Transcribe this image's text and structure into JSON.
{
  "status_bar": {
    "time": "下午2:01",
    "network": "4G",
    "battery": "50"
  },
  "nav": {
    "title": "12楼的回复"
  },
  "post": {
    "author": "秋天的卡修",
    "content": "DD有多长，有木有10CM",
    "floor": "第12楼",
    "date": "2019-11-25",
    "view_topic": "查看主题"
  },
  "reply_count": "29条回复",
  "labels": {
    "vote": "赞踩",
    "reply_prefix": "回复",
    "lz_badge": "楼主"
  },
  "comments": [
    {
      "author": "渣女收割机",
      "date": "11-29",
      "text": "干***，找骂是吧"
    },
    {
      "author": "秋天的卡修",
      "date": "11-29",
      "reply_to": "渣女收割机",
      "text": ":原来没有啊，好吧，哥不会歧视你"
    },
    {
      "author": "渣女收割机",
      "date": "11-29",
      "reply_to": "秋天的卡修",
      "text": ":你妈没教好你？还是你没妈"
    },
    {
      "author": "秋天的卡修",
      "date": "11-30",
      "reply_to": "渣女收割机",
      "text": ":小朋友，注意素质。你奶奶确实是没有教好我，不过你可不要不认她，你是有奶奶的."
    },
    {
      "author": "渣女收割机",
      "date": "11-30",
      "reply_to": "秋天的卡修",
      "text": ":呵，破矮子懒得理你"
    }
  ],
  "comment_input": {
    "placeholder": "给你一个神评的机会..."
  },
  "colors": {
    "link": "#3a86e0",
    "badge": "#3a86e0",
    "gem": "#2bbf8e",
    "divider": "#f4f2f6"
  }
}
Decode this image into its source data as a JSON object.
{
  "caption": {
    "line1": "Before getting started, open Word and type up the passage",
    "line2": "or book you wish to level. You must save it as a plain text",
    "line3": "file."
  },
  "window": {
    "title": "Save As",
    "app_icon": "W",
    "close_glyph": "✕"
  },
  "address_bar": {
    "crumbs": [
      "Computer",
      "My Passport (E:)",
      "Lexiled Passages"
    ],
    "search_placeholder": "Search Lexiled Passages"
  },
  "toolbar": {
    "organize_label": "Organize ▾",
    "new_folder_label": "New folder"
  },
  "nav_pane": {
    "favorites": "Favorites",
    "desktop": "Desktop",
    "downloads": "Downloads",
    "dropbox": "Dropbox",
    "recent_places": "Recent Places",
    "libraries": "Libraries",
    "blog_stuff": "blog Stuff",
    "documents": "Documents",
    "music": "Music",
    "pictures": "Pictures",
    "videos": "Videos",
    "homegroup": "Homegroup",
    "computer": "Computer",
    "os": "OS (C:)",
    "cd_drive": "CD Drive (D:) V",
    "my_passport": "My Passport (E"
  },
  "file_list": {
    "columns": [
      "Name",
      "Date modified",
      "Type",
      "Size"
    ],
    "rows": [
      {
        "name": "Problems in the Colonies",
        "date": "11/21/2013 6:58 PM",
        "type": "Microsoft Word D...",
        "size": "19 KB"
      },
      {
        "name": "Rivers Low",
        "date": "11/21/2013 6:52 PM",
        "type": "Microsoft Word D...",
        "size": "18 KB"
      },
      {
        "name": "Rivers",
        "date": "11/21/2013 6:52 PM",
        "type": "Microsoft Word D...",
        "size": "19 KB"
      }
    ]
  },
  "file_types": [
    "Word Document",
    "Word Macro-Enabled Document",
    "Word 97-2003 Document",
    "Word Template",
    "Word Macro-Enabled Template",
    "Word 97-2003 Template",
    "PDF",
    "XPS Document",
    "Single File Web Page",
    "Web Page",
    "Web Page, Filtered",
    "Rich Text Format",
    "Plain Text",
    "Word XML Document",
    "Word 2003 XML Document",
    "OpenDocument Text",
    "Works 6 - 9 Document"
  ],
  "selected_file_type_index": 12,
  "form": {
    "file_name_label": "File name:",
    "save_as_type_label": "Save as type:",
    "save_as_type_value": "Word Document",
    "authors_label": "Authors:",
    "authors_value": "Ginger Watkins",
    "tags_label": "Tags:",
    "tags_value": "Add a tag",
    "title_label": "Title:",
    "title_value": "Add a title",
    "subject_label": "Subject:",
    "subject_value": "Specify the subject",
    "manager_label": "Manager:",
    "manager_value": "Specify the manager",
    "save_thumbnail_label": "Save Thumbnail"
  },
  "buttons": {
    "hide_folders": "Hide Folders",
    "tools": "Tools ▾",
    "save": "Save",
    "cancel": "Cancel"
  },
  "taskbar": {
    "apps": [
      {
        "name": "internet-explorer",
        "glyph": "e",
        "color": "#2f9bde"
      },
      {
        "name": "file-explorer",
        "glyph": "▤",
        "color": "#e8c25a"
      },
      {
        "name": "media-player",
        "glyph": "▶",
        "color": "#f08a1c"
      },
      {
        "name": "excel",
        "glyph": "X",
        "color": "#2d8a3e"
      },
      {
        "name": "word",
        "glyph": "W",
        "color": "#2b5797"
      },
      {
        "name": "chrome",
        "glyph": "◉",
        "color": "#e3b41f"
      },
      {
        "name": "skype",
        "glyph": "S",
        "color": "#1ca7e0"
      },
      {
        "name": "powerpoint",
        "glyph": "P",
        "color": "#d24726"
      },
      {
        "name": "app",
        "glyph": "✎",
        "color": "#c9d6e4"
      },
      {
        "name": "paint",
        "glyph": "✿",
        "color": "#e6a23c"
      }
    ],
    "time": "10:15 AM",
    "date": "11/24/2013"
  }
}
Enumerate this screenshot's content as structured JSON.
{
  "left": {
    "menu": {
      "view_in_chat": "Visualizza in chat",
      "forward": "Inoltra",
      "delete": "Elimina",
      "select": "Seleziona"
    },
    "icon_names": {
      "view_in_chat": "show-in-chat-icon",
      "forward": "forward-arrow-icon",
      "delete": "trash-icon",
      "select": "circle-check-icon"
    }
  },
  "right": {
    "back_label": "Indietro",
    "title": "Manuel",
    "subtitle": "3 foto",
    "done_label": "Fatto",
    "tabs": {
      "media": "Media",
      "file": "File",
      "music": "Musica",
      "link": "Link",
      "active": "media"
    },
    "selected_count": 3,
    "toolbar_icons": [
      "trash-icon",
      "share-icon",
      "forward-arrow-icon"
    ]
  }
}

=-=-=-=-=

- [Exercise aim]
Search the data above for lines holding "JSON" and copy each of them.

- [The answer]
Transcribe this image's text and structure into JSON.
Decode this image into its source data as a JSON object.
Enumerate this screenshot's content as structured JSON.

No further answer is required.